▶ _Task_: Check each line of the entries below for the string "eligible"; copy every line where it appears.

▶ _Input for this task_:
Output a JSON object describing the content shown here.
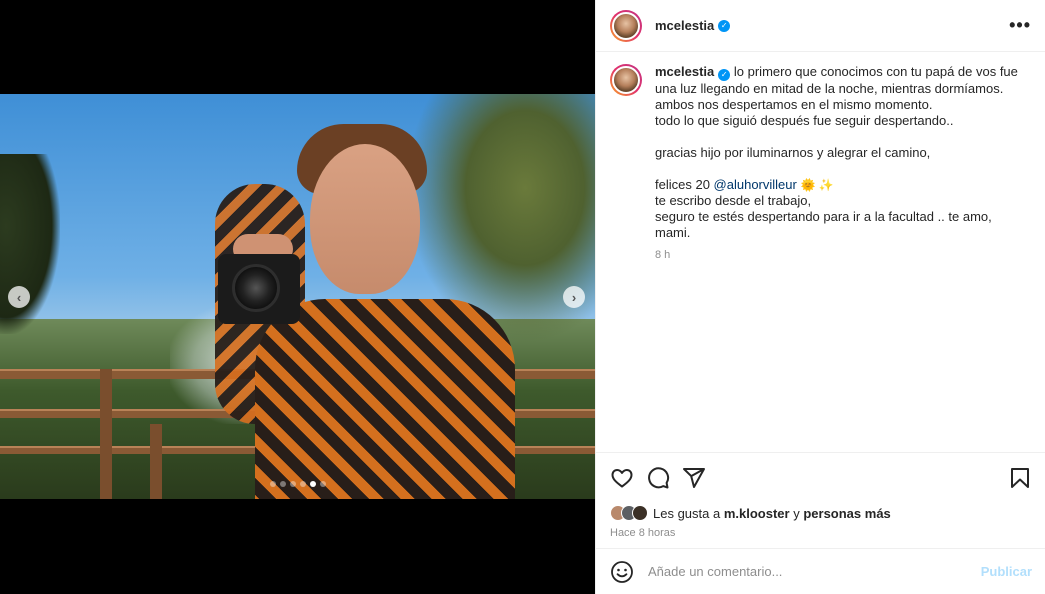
{
  "post": {
    "username": "mcelestia",
    "verified_symbol": "✓",
    "more_symbol": "•••",
    "caption_lines_1": [
      "lo primero que conocimos con tu papá de vos fue",
      "una luz llegando en mitad de la noche, mientras dormíamos.",
      "ambos nos despertamos en el mismo momento.",
      "todo lo que siguió después fue seguir despertando.."
    ],
    "caption_line_2": "gracias hijo por iluminarnos y alegrar el camino,",
    "caption_felices_prefix": "felices 20",
    "caption_mention": "@aluhorvilleur",
    "caption_emojis": "🌞 ✨",
    "caption_lines_3": [
      "te escribo desde el trabajo,",
      "seguro te estés despertando para ir a la facultad .. te amo, mami."
    ],
    "caption_time": "8 h",
    "likes_prefix": "Les gusta a",
    "likes_user": "m.klooster",
    "likes_and": "y",
    "likes_others": "personas más",
    "time_full": "Hace 8 horas",
    "comment_placeholder": "Añade un comentario...",
    "publish_label": "Publicar"
  },
  "carousel": {
    "prev_symbol": "‹",
    "next_symbol": "›",
    "total_slides": 6,
    "active_index": 4
  },
  "colors": {
    "accent_blue": "#0095f6",
    "mention_blue": "#00376b",
    "publish_disabled": "#b2dffc",
    "muted_text": "#8e8e8e"
  },
  "icons": [
    "heart-icon",
    "comment-icon",
    "share-icon",
    "bookmark-icon",
    "emoji-icon",
    "more-icon",
    "verified-icon"
  ]
}
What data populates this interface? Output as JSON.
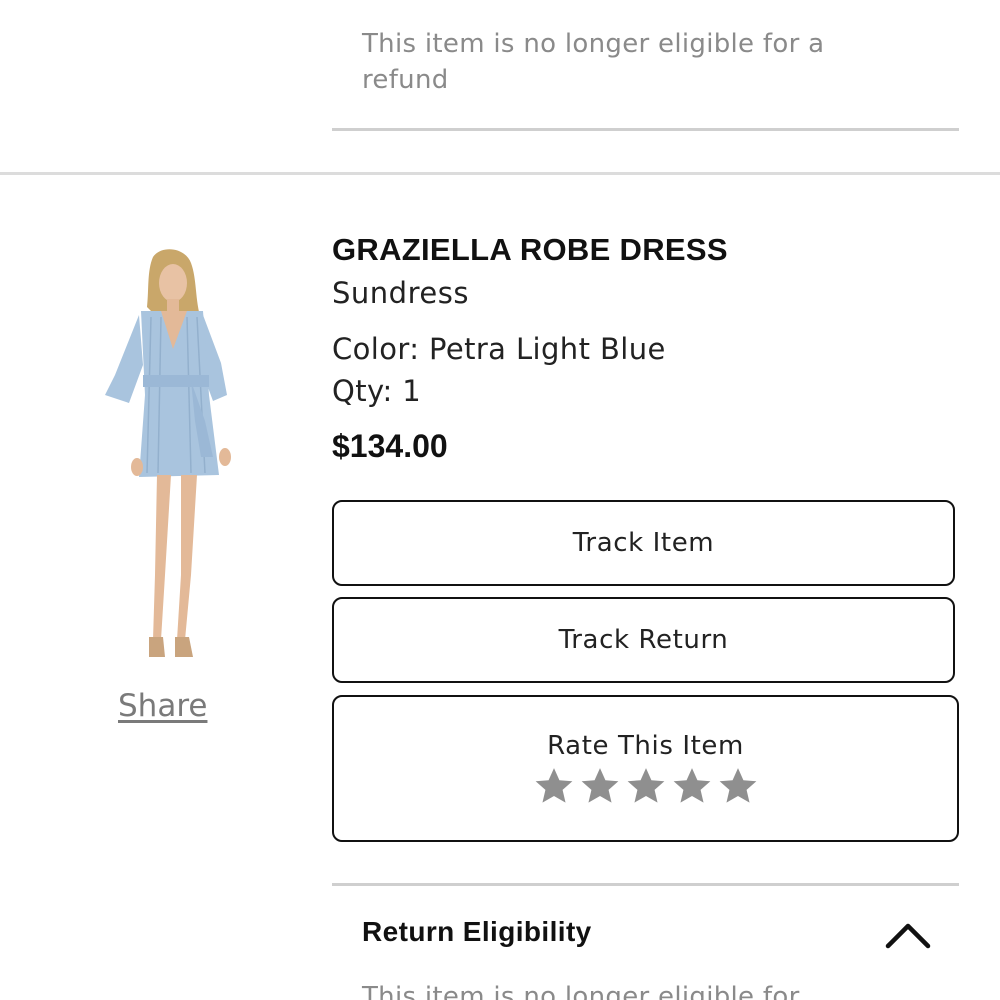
{
  "previous_item": {
    "refund_note": "This item is no longer eligible for a refund"
  },
  "item": {
    "name": "GRAZIELLA ROBE DRESS",
    "type": "Sundress",
    "color_line": "Color: Petra Light Blue",
    "qty_line": "Qty: 1",
    "price": "$134.00",
    "share_label": "Share",
    "image_icon": "product-photo-dress",
    "dress_color": "#a9c4de"
  },
  "actions": {
    "track_item": "Track Item",
    "track_return": "Track Return",
    "rate_label": "Rate This Item",
    "rating": {
      "filled": 0,
      "max": 5,
      "star_color": "#8f8f8f"
    }
  },
  "return_section": {
    "title": "Return Eligibility",
    "expanded": true,
    "toggle_icon": "chevron-up-icon",
    "note": "This item is no longer eligible for"
  }
}
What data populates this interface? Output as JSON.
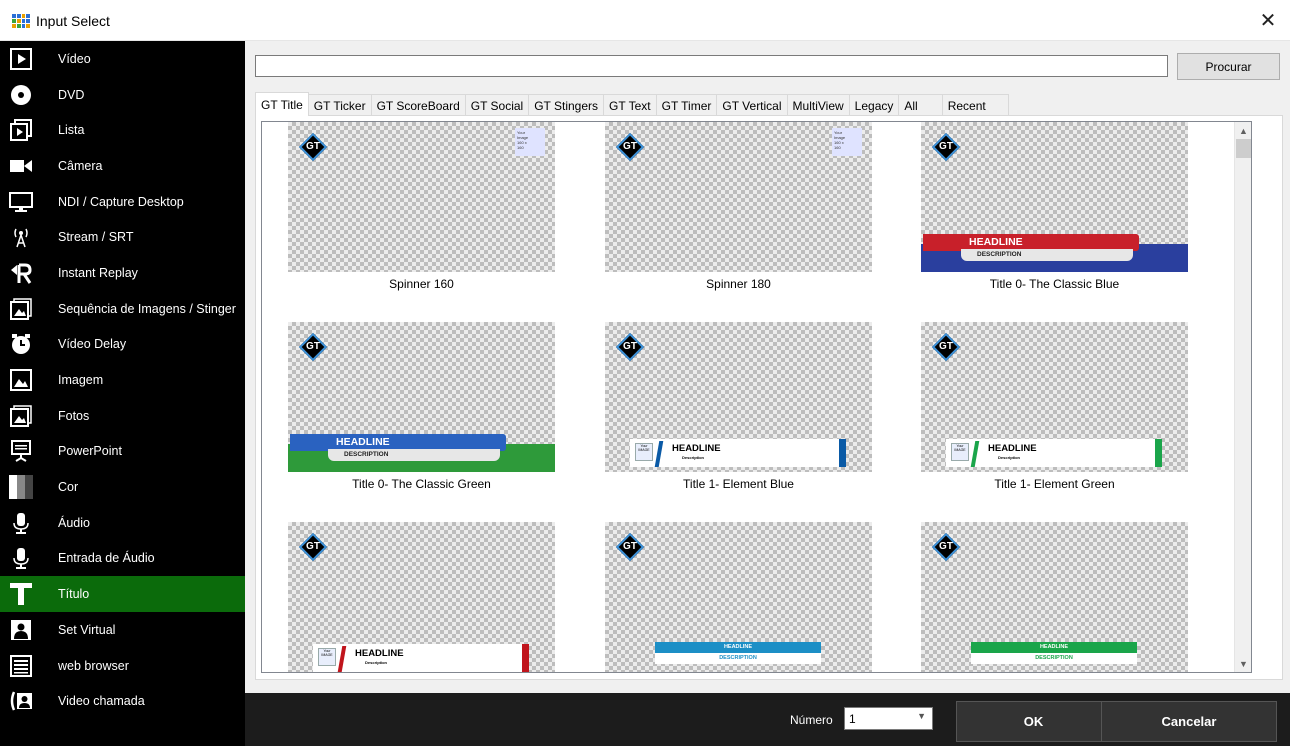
{
  "window": {
    "title": "Input Select"
  },
  "sidebar": {
    "items": [
      {
        "label": "Vídeo",
        "icon": "video-icon"
      },
      {
        "label": "DVD",
        "icon": "dvd-icon"
      },
      {
        "label": "Lista",
        "icon": "list-icon"
      },
      {
        "label": "Câmera",
        "icon": "camera-icon"
      },
      {
        "label": "NDI / Capture Desktop",
        "icon": "monitor-icon"
      },
      {
        "label": "Stream / SRT",
        "icon": "antenna-icon"
      },
      {
        "label": "Instant Replay",
        "icon": "replay-icon"
      },
      {
        "label": "Sequência de Imagens / Stinger",
        "icon": "image-sequence-icon"
      },
      {
        "label": "Vídeo Delay",
        "icon": "delay-clock-icon"
      },
      {
        "label": "Imagem",
        "icon": "image-icon"
      },
      {
        "label": "Fotos",
        "icon": "photos-icon"
      },
      {
        "label": "PowerPoint",
        "icon": "presentation-icon"
      },
      {
        "label": "Cor",
        "icon": "color-icon"
      },
      {
        "label": "Áudio",
        "icon": "microphone-icon"
      },
      {
        "label": "Entrada de Áudio",
        "icon": "audio-input-icon"
      },
      {
        "label": "Título",
        "icon": "title-t-icon"
      },
      {
        "label": "Set Virtual",
        "icon": "virtual-set-icon"
      },
      {
        "label": "web browser",
        "icon": "browser-icon"
      },
      {
        "label": "Video chamada",
        "icon": "video-call-icon"
      }
    ],
    "active_index": 15
  },
  "search": {
    "value": "",
    "browse_label": "Procurar"
  },
  "tabs": [
    "GT Title",
    "GT Ticker",
    "GT ScoreBoard",
    "GT Social",
    "GT Stingers",
    "GT Text",
    "GT Timer",
    "GT Vertical",
    "MultiView",
    "Legacy",
    "All",
    "Recent"
  ],
  "active_tab": 0,
  "gt_logo_text": "GT",
  "headline_text": "HEADLINE",
  "description_text": "DESCRIPTION",
  "description_small": "Description",
  "image_placeholder": "Your IMAGE",
  "spinner_tag": [
    "Your",
    "Image",
    "160 x",
    "160"
  ],
  "titles": [
    {
      "label": "Spinner 160",
      "style": "spinner"
    },
    {
      "label": "Spinner 180",
      "style": "spinner"
    },
    {
      "label": "Title 0- The Classic Blue",
      "style": "classic",
      "color": "#c8202a",
      "bg": "#2a3f9e"
    },
    {
      "label": "Title 0- The Classic Green",
      "style": "classic",
      "color": "#2a62c0",
      "bg": "#2e9a3a"
    },
    {
      "label": "Title 1- Element Blue",
      "style": "element",
      "color": "#0a5aa6"
    },
    {
      "label": "Title 1- Element Green",
      "style": "element",
      "color": "#1aa54a"
    },
    {
      "label": "",
      "style": "element",
      "color": "#c0141c"
    },
    {
      "label": "",
      "style": "flat",
      "color": "#1c8fc6"
    },
    {
      "label": "",
      "style": "flat",
      "color": "#1aa54a"
    }
  ],
  "footer": {
    "number_label": "Número",
    "number_value": "1",
    "ok_label": "OK",
    "cancel_label": "Cancelar"
  }
}
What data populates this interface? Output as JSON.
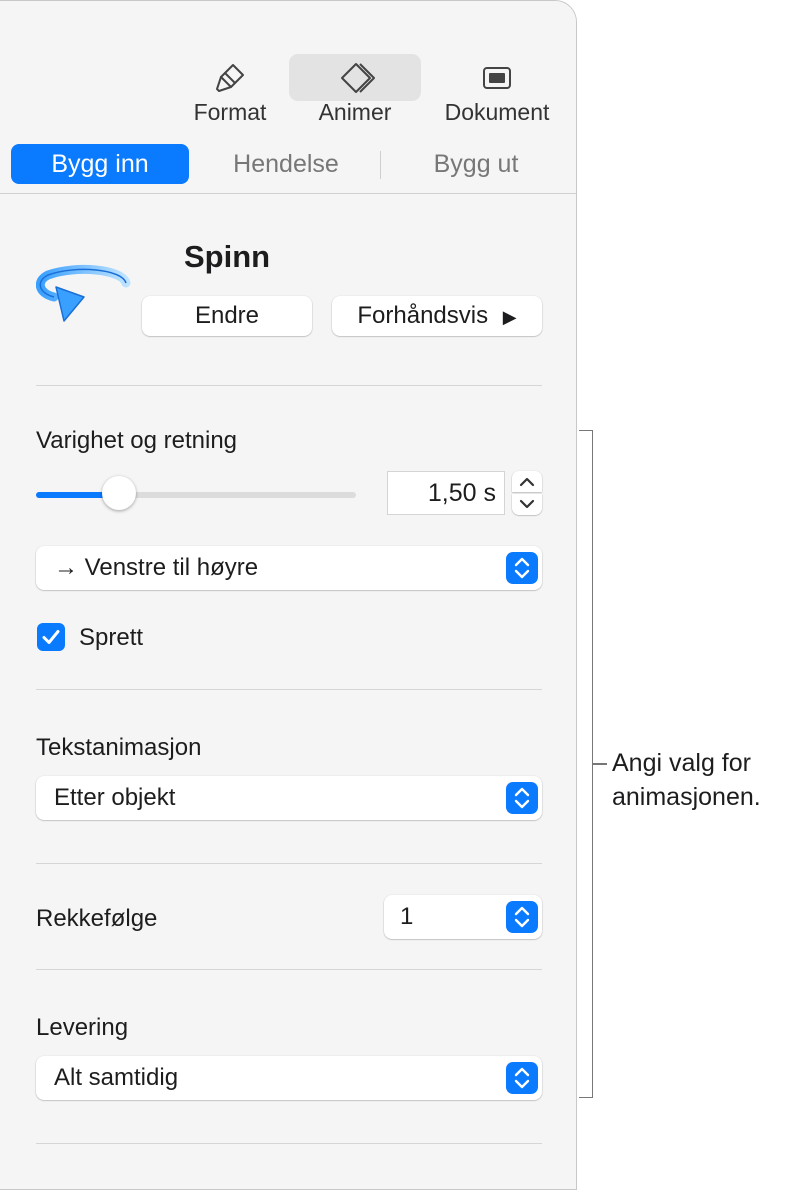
{
  "toolbar": {
    "format_label": "Format",
    "animate_label": "Animer",
    "document_label": "Dokument"
  },
  "tabs": [
    "Bygg inn",
    "Hendelse",
    "Bygg ut"
  ],
  "effect": {
    "name": "Spinn",
    "change_label": "Endre",
    "preview_label": "Forhåndsvis"
  },
  "duration": {
    "label": "Varighet og retning",
    "value": "1,50 s",
    "slider_fraction": 0.26
  },
  "direction": {
    "value": "→  Venstre til høyre"
  },
  "bounce": {
    "label": "Sprett",
    "checked": true
  },
  "text_animation": {
    "label": "Tekstanimasjon",
    "value": "Etter objekt"
  },
  "order": {
    "label": "Rekkefølge",
    "value": "1"
  },
  "delivery": {
    "label": "Levering",
    "value": "Alt samtidig"
  },
  "callout": {
    "line1": "Angi valg for",
    "line2": "animasjonen."
  },
  "colors": {
    "accent": "#0a7aff",
    "panel_bg": "#f5f5f5"
  }
}
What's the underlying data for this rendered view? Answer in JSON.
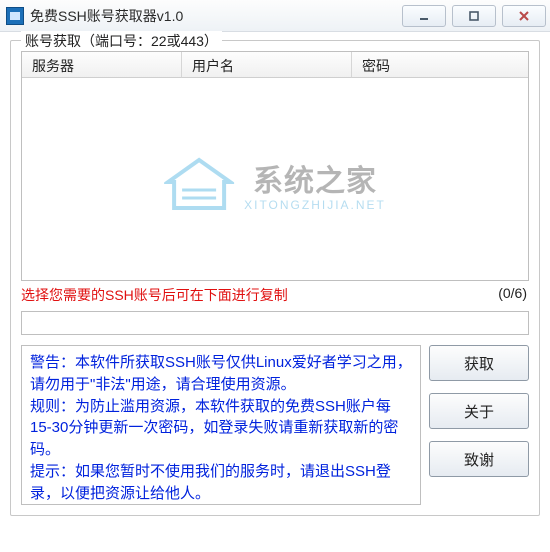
{
  "window": {
    "title": "免费SSH账号获取器v1.0"
  },
  "group": {
    "label": "账号获取（端口号：22或443）"
  },
  "table": {
    "columns": [
      "服务器",
      "用户名",
      "密码"
    ],
    "rows": []
  },
  "watermark": {
    "title": "系统之家",
    "subtitle": "XITONGZHIJIA.NET"
  },
  "tip": "选择您需要的SSH账号后可在下面进行复制",
  "counter": "(0/6)",
  "copy_value": "",
  "info": {
    "line1": "警告：本软件所获取SSH账号仅供Linux爱好者学习之用，请勿用于\"非法\"用途，请合理使用资源。",
    "line2": "规则：为防止滥用资源，本软件获取的免费SSH账户每15-30分钟更新一次密码，如登录失败请重新获取新的密码。",
    "line3": "提示：如果您暂时不使用我们的服务时，请退出SSH登录，以便把资源让给他人。"
  },
  "buttons": {
    "fetch": "获取",
    "about": "关于",
    "thanks": "致谢"
  }
}
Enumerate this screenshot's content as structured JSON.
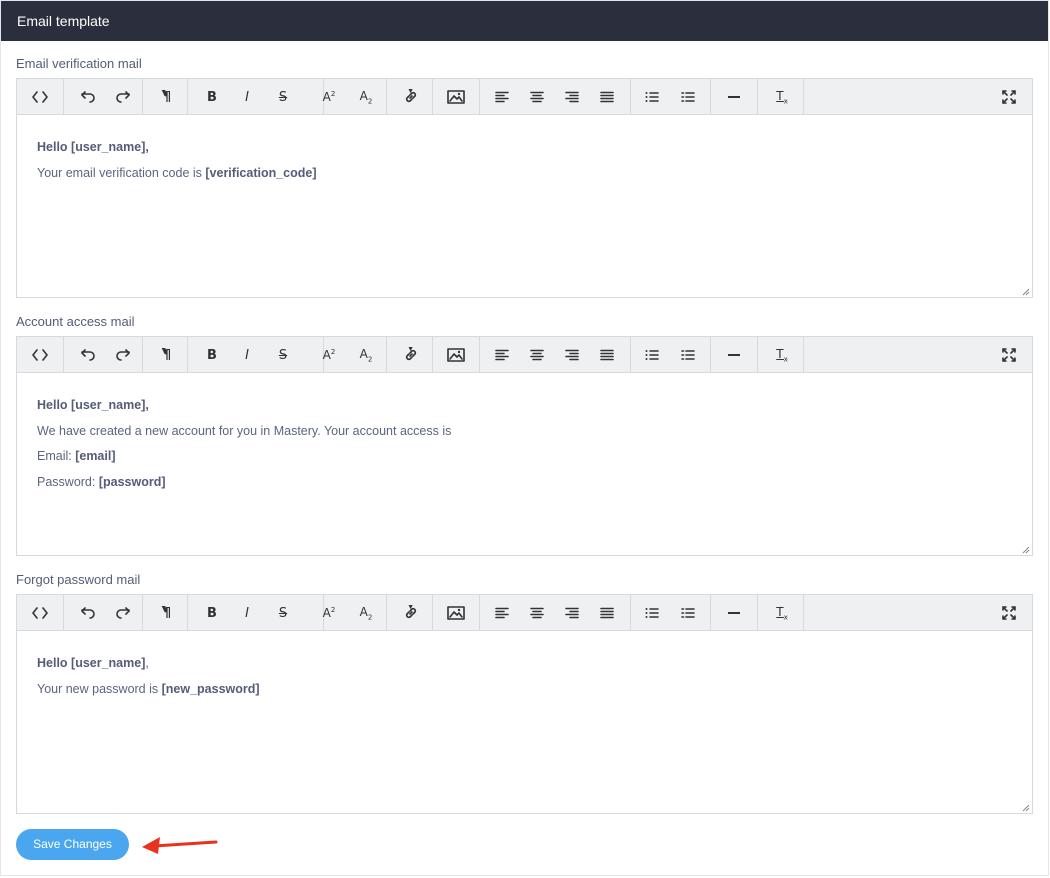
{
  "card": {
    "title": "Email template"
  },
  "toolbar": {
    "buttons": [
      "code-view",
      "undo",
      "redo",
      "paragraph",
      "bold",
      "italic",
      "strikethrough",
      "superscript",
      "subscript",
      "link",
      "image",
      "align-left",
      "align-center",
      "align-right",
      "align-justify",
      "bullet-list",
      "numbered-list",
      "horizontal-rule",
      "clear-format",
      "fullscreen"
    ]
  },
  "editors": [
    {
      "label": "Email verification mail",
      "lines": [
        {
          "text": "",
          "bold": "Hello [user_name],",
          "tail": ""
        },
        {
          "text": "Your email verification code is ",
          "bold": "[verification_code]",
          "tail": ""
        }
      ]
    },
    {
      "label": "Account access mail",
      "lines": [
        {
          "text": "",
          "bold": "Hello [user_name],",
          "tail": ""
        },
        {
          "text": "We have created a new account for you in Mastery. Your account access is",
          "bold": "",
          "tail": ""
        },
        {
          "text": "Email: ",
          "bold": "[email]",
          "tail": ""
        },
        {
          "text": "Password: ",
          "bold": "[password]",
          "tail": ""
        }
      ]
    },
    {
      "label": "Forgot password mail",
      "lines": [
        {
          "text": "",
          "bold": "Hello [user_name]",
          "tail": ","
        },
        {
          "text": "Your new password is ",
          "bold": "[new_password]",
          "tail": ""
        }
      ]
    }
  ],
  "save_button": {
    "label": "Save Changes",
    "color": "#4aa6ee"
  },
  "annotation": {
    "arrow_color": "#e8311f"
  }
}
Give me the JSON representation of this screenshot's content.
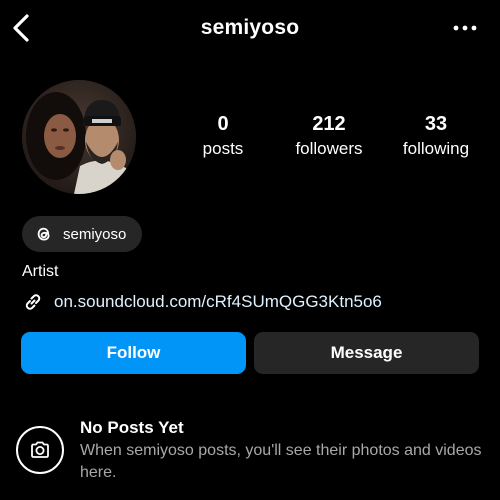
{
  "header": {
    "title": "semiyoso",
    "back_icon": "chevron-left-icon",
    "more_icon": "more-horizontal-icon"
  },
  "profile": {
    "avatar_icon": "profile-photo"
  },
  "stats": {
    "posts": {
      "count": "0",
      "label": "posts"
    },
    "followers": {
      "count": "212",
      "label": "followers"
    },
    "following": {
      "count": "33",
      "label": "following"
    }
  },
  "threads": {
    "icon": "threads-icon",
    "label": "semiyoso"
  },
  "bio": {
    "category": "Artist",
    "link_icon": "link-icon",
    "link": "on.soundcloud.com/cRf4SUmQGG3Ktn5o6"
  },
  "actions": {
    "follow_label": "Follow",
    "message_label": "Message"
  },
  "empty_state": {
    "icon": "camera-icon",
    "title": "No Posts Yet",
    "description": "When semiyoso posts, you'll see their photos and videos here."
  },
  "colors": {
    "background": "#000000",
    "follow_button": "#0095f6",
    "secondary_button": "#262626",
    "muted_text": "#a8a8a8"
  }
}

▶ _Reply to the exercise_:
    "refund_note": "This item is no longer eligible for a refund"
    "note": "This item is no longer eligible for"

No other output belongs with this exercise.